A new national report out this week offers some discouraging news: Brooklyn ranks 54th (out of 62) among New York State’s healthiest counties.
What’s keeping us at the bottom? Social and economic factors like poverty and unemployment are major contributors. Add to that poor local clinical care: our high number of uninsured, low number of primary care physicians, and above average preventable hospital stays. Plus all the downsides of living in a crowded city: air pollution, lack of access to recreational facilities, and a large concentration of fast food options.
By 2016, 32 million more Americans will have health insurance under the Affordable Health Care for Americans Act. The law puts increased emphasis on primary care—the visits that provide quick and early treatment, keep chronic illness at bay, and ensure that our children are growing up healthy. Yet in many of Brooklyn’s communities, regular doctor’s office visits simply aren’t routine—symptoms go untreated and the emergency room is often the first option for care. Exacerbating this problem? Several hospitals serving our communities are failing financially—leaving us in the midst of a mounting health crisis.
Yes, it’s an upsetting prognosis. But there are positive changes happening right now in the heart of Bed-Stuy, which demonstrate that community-based medicine still has a future in Brooklyn.
On Tuesday, the Bedford Stuyvesant Family Health Center opened a 38,000-square foot facility on Fulton Street, just down the block from their previous location, which often had lines out the door of patients waiting to be seen.
As one of the first funders of the project (as Independence Foundation), we put up $500,000, which was leveraged into an additional $1 million from the Starr Foundation. The new primary care center is four times the size of the old location, with a boosted capacity to treat more than 20,000 patients annually. It's also home to a pediatrics unit, multiple specialists, and a dental office.
Bedford Stuyvesant Family Health Center is out to prove that convenient, neighborhood-focused care is a necessary tool in tackling health disparities, and the Brooklyn Community Foundation, believing in this strategy, is backing their efforts with a new $25,000 marketing grant through our Caring Neighbors Fund, to help them recruit thousands more patients and change the culture of healthcare in the neighborhood—to ensure that the center succeeds and residents become greater stewards of their families’ health.
Brooklyn Neighborhood Reports'
Community District 3 profile.
Additionally, we’re working with the Coalition for the Improvement of Bed-Stuy (CIBS) to promote healthy nutrition in the neighborhood through food access and food justice efforts.
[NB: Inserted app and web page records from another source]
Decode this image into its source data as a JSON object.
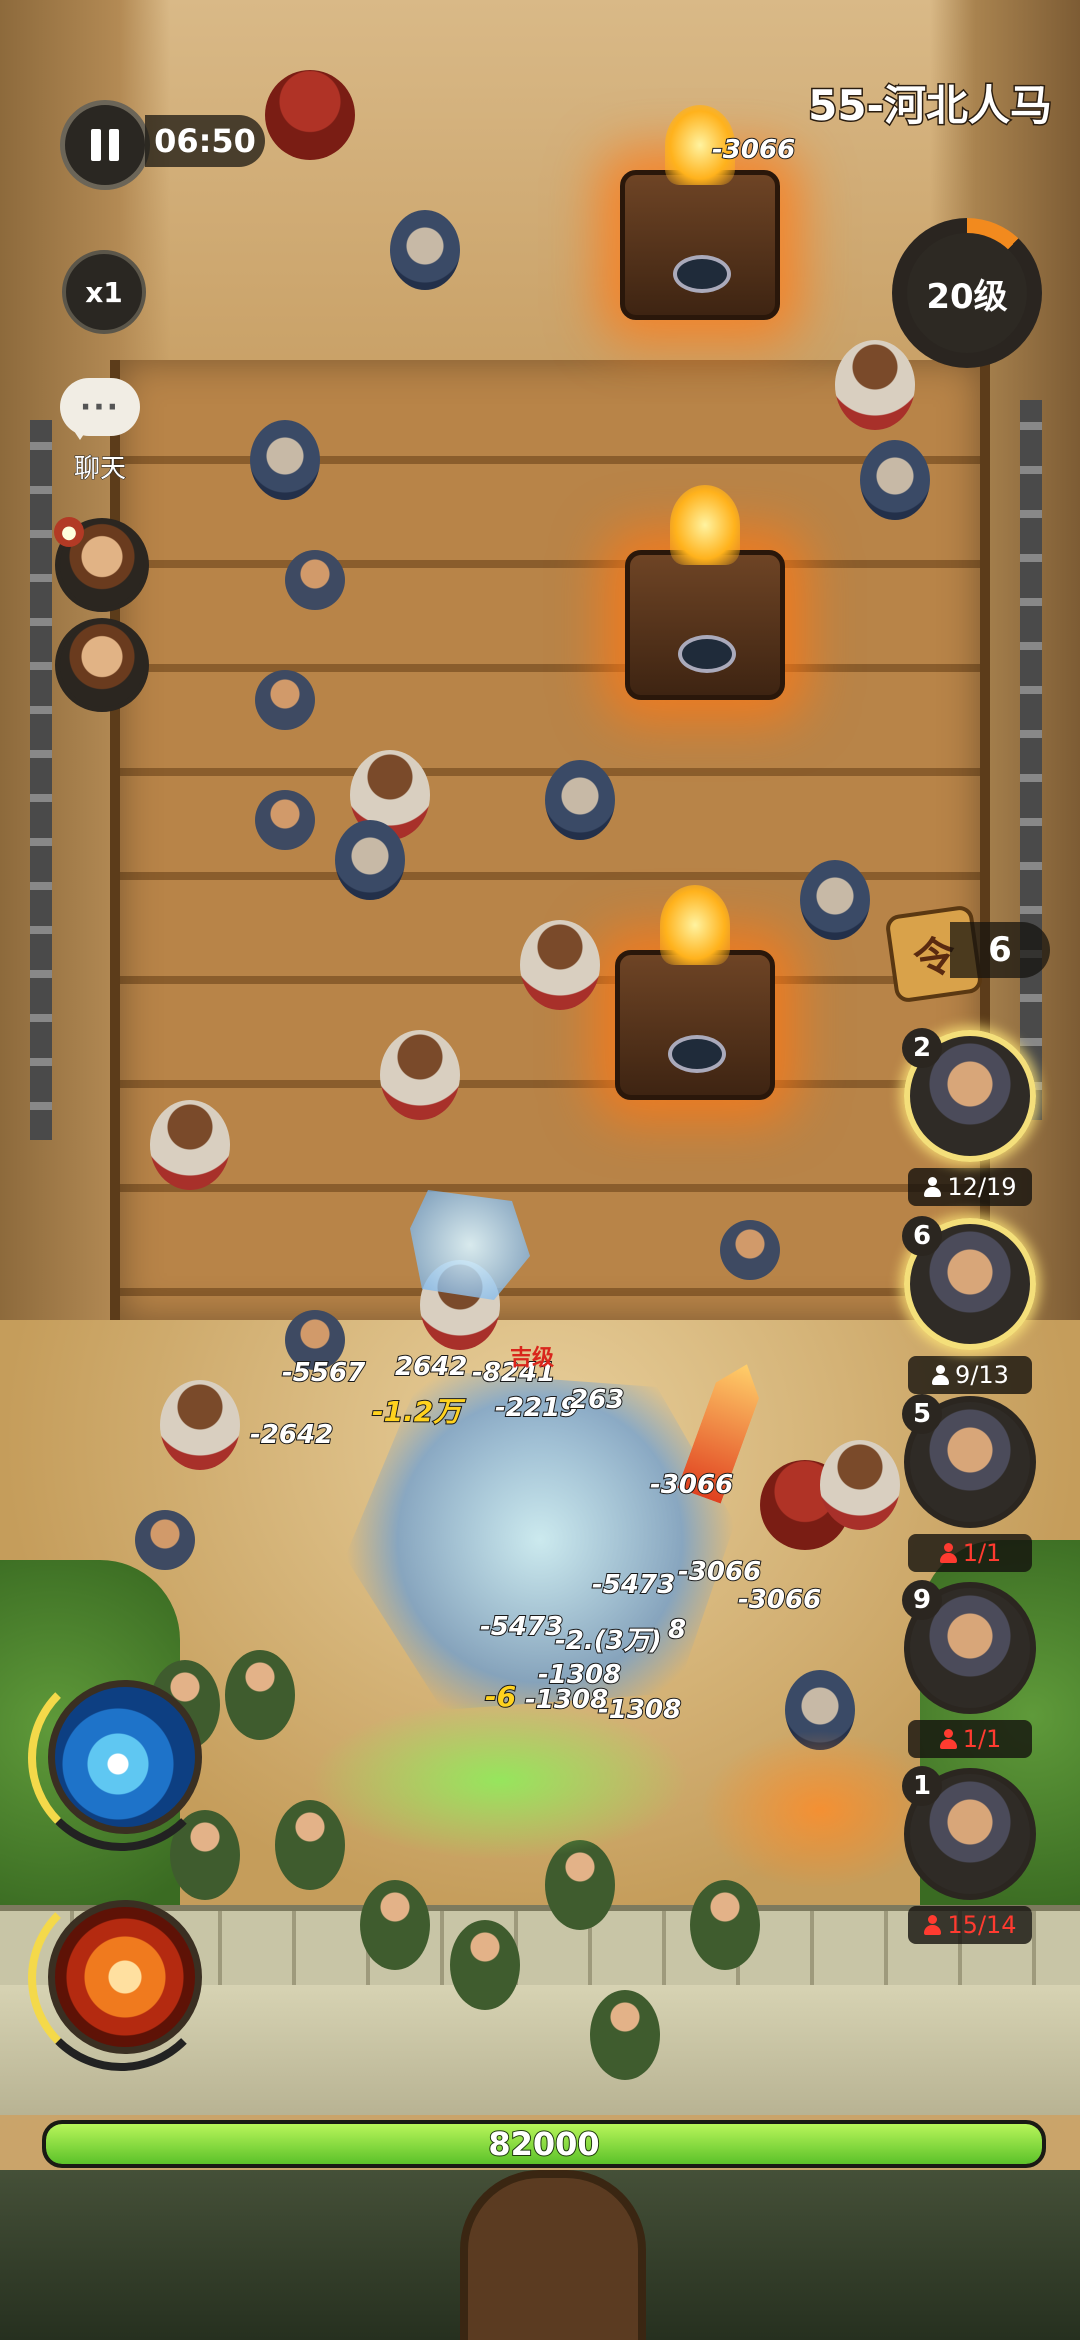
{
  "stage": {
    "title": "55-河北人马"
  },
  "timer": {
    "value": "06:50"
  },
  "speed": {
    "label": "x1"
  },
  "chat": {
    "icon_text": "···",
    "label": "聊天"
  },
  "level": {
    "label": "20级",
    "progress": 0.12
  },
  "command_tokens": {
    "icon": "令",
    "count": "6"
  },
  "heroes": [
    {
      "level": "2",
      "count": "12/19",
      "ready": true,
      "count_color": "#ffffff"
    },
    {
      "level": "6",
      "count": "9/13",
      "ready": true,
      "count_color": "#ffffff"
    },
    {
      "level": "5",
      "count": "1/1",
      "ready": false,
      "count_color": "#ff3b30"
    },
    {
      "level": "9",
      "count": "1/1",
      "ready": false,
      "count_color": "#ff3b30"
    },
    {
      "level": "1",
      "count": "15/14",
      "ready": false,
      "count_color": "#ff3b30"
    }
  ],
  "damage_numbers": {
    "d1": "-3066",
    "d2": "-5567",
    "d3": "2642",
    "d4": "-8241",
    "d5": "-1.2万",
    "d6": "-2219",
    "d7": "263",
    "d8": "-2642",
    "d9": "-3066",
    "d10": "-5473",
    "d11": "-3066",
    "d12": "-3066",
    "d13": "-5473",
    "d14": "-2.(3万)",
    "d15": "8",
    "d16": "-1308",
    "d17": "-6",
    "d18": "-1308",
    "d19": "-1308"
  },
  "enemy_label": "吉级",
  "base_hp": {
    "value": "82000",
    "fraction": 1.0
  },
  "skills": {
    "skill1": "wave-skill-icon",
    "skill2": "fire-hammer-skill-icon"
  },
  "colors": {
    "accent": "#f4d94a",
    "hp_green": "#5cc22a",
    "warning_red": "#ff3b30"
  }
}
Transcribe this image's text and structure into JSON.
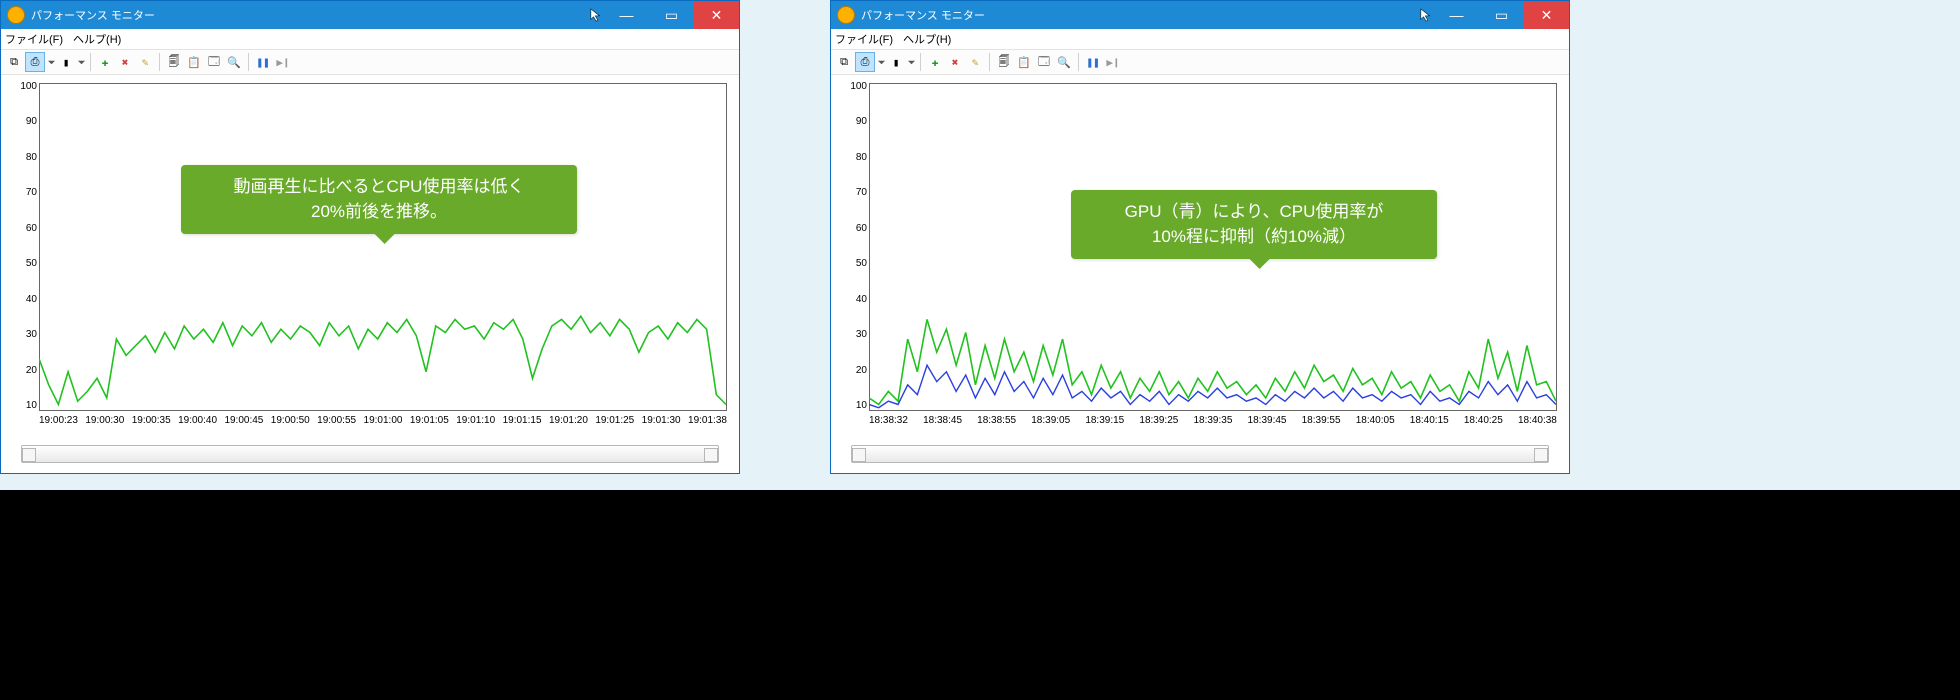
{
  "windows": {
    "a": {
      "title": "パフォーマンス モニター",
      "menu": {
        "file": "ファイル(F)",
        "help": "ヘルプ(H)"
      },
      "callout": "動画再生に比べるとCPU使用率は低く\n20%前後を推移。"
    },
    "b": {
      "title": "パフォーマンス モニター",
      "menu": {
        "file": "ファイル(F)",
        "help": "ヘルプ(H)"
      },
      "callout": "GPU（青）により、CPU使用率が\n10%程に抑制（約10%減）"
    }
  },
  "winbtn": {
    "min": "—",
    "max": "▭",
    "close": "✕"
  },
  "toolbar": {
    "counter_group": "⧉",
    "view_type": "⎙",
    "view_dd": "▾",
    "props": "▮",
    "props_dd": "▾",
    "add": "✚",
    "del": "✖",
    "highlight": "✎",
    "copy": "🗐",
    "paste": "📋",
    "options": "🗔",
    "zoom": "🔍",
    "pause": "❚❚",
    "step": "▶❙"
  },
  "y_ticks": [
    "100",
    "90",
    "80",
    "70",
    "60",
    "50",
    "40",
    "30",
    "20",
    "10"
  ],
  "chart_data": [
    {
      "id": "a",
      "type": "line",
      "title": "",
      "xlabel": "",
      "ylabel": "",
      "ylim": [
        0,
        100
      ],
      "x_ticks": [
        "19:00:23",
        "19:00:30",
        "19:00:35",
        "19:00:40",
        "19:00:45",
        "19:00:50",
        "19:00:55",
        "19:01:00",
        "19:01:05",
        "19:01:10",
        "19:01:15",
        "19:01:20",
        "19:01:25",
        "19:01:30",
        "19:01:38"
      ],
      "series": [
        {
          "name": "CPU",
          "color": "#21c21f",
          "values": [
            16,
            8,
            2,
            12,
            3,
            6,
            10,
            4,
            22,
            17,
            20,
            23,
            18,
            24,
            19,
            26,
            22,
            25,
            21,
            27,
            20,
            26,
            23,
            27,
            21,
            25,
            22,
            26,
            24,
            20,
            27,
            23,
            26,
            19,
            25,
            22,
            27,
            24,
            28,
            23,
            12,
            26,
            24,
            28,
            25,
            26,
            22,
            27,
            25,
            28,
            22,
            10,
            19,
            26,
            28,
            25,
            29,
            24,
            27,
            23,
            28,
            25,
            18,
            24,
            26,
            22,
            27,
            24,
            28,
            25,
            5,
            2
          ]
        }
      ]
    },
    {
      "id": "b",
      "type": "line",
      "title": "",
      "xlabel": "",
      "ylabel": "",
      "ylim": [
        0,
        100
      ],
      "x_ticks": [
        "18:38:32",
        "18:38:45",
        "18:38:55",
        "18:39:05",
        "18:39:15",
        "18:39:25",
        "18:39:35",
        "18:39:45",
        "18:39:55",
        "18:40:05",
        "18:40:15",
        "18:40:25",
        "18:40:38"
      ],
      "series": [
        {
          "name": "CPU",
          "color": "#21c21f",
          "values": [
            4,
            2,
            6,
            3,
            22,
            12,
            28,
            18,
            25,
            14,
            24,
            8,
            20,
            10,
            22,
            12,
            18,
            9,
            20,
            11,
            22,
            8,
            12,
            5,
            14,
            7,
            12,
            4,
            10,
            6,
            12,
            5,
            9,
            4,
            10,
            6,
            12,
            7,
            9,
            5,
            8,
            4,
            10,
            6,
            12,
            7,
            14,
            9,
            11,
            6,
            13,
            8,
            10,
            5,
            12,
            7,
            9,
            4,
            11,
            6,
            8,
            3,
            12,
            7,
            22,
            10,
            18,
            6,
            20,
            8,
            9,
            3
          ]
        },
        {
          "name": "GPU",
          "color": "#2a3fe0",
          "values": [
            2,
            1,
            3,
            2,
            8,
            5,
            14,
            9,
            12,
            6,
            11,
            4,
            10,
            5,
            12,
            6,
            9,
            4,
            10,
            5,
            11,
            4,
            6,
            3,
            7,
            4,
            6,
            2,
            5,
            3,
            6,
            2,
            5,
            3,
            6,
            4,
            7,
            4,
            5,
            3,
            4,
            2,
            5,
            3,
            6,
            4,
            7,
            4,
            6,
            3,
            7,
            4,
            5,
            3,
            6,
            4,
            5,
            2,
            6,
            3,
            4,
            2,
            6,
            4,
            9,
            5,
            8,
            3,
            9,
            4,
            5,
            2
          ]
        }
      ]
    }
  ]
}
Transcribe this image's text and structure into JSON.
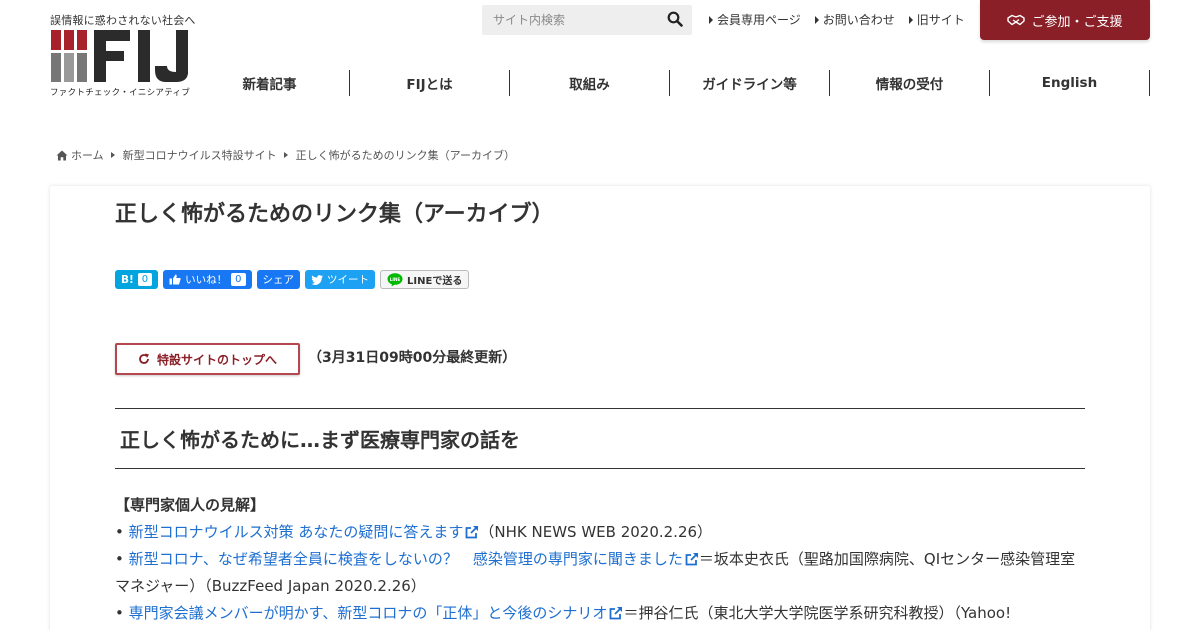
{
  "header": {
    "tagline": "誤情報に惑わされない社会へ",
    "logo_text": "FIJ",
    "logo_caption": "ファクトチェック・イニシアティブ",
    "brand_color": "#8a1f28",
    "search_placeholder": "サイト内検索",
    "util_links": [
      "会員専用ページ",
      "お問い合わせ",
      "旧サイト"
    ],
    "join_label": "ご参加・ご支援",
    "nav": [
      "新着記事",
      "FIJとは",
      "取組み",
      "ガイドライン等",
      "情報の受付",
      "English"
    ]
  },
  "breadcrumb": [
    "ホーム",
    "新型コロナウイルス特設サイト",
    "正しく怖がるためのリンク集（アーカイブ）"
  ],
  "article": {
    "title": "正しく怖がるためのリンク集（アーカイブ）",
    "share": {
      "hatena_label": "B!",
      "hatena_count": "0",
      "like_label": "いいね！",
      "like_count": "0",
      "share_label": "シェア",
      "tweet_label": "ツイート",
      "line_label": "LINEで送る"
    },
    "top_button_label": "特設サイトのトップへ",
    "updated": "（3月31日09時00分最終更新）",
    "section_title": "正しく怖がるために…まず医療専門家の話を",
    "subhead": "【専門家個人の見解】",
    "items": [
      {
        "link": "新型コロナウイルス対策 あなたの疑問に答えます",
        "note": "（NHK NEWS WEB 2020.2.26）"
      },
      {
        "link": "新型コロナ、なぜ希望者全員に検査をしないの？　感染管理の専門家に聞きました",
        "note": "＝坂本史衣氏（聖路加国際病院、QIセンター感染管理室マネジャー）（BuzzFeed Japan 2020.2.26）"
      },
      {
        "link": "専門家会議メンバーが明かす、新型コロナの「正体」と今後のシナリオ",
        "note": "＝押谷仁氏（東北大学大学院医学系研究科教授）（Yahoo!"
      }
    ],
    "link_color": "#1e6fd1"
  }
}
After our successful first-ever Food and Family Day last October, we’re deep into the planning stages for our next event, which will be bigger, better, leafier, and crunchier. Stay tuned!
What's Happening Across Brooklyn
Here are a few highlights of news and events we’ve shared with our followers this week. Don’t miss a thing! Like us at Facebook.com/DoGoodBklyn and follow us at Twitter.com/DoGoodBklyn.
Brooklyn is (Baby) Booming
According to new Census estimates, Brooklyn has gained nearly 28,000 people since April 1, 2010. Our borough recorded the highest rate of natural increase, or births over deaths, in the state. Read the full story in the New York Times here.
Nonprofit Excellence Awards Now Accepting Applications
Apply through May 18th for the 2012 Nonprofit Excellence Awards, which recognize and promote management excellence and best practices that help nonprofits better service their communities and achieve their missions. Winning organizations will be recognized at an awards presentation in November. Winners will receive cash awards and special mention in New York Magazine, among other prizes. Details here.
"In Pursuit of Freedom" Collaboration
Don't miss Color Between the Lines, April 26 - May 24 in Fort Greene, the first part of a powerful new collaboration from three of our grantees -- Irondale Ensemble Project, Weeksville Heritage Center, and Brooklyn Historical Society -- exploring the abolitionist movement in Brooklyn. Details and tickets.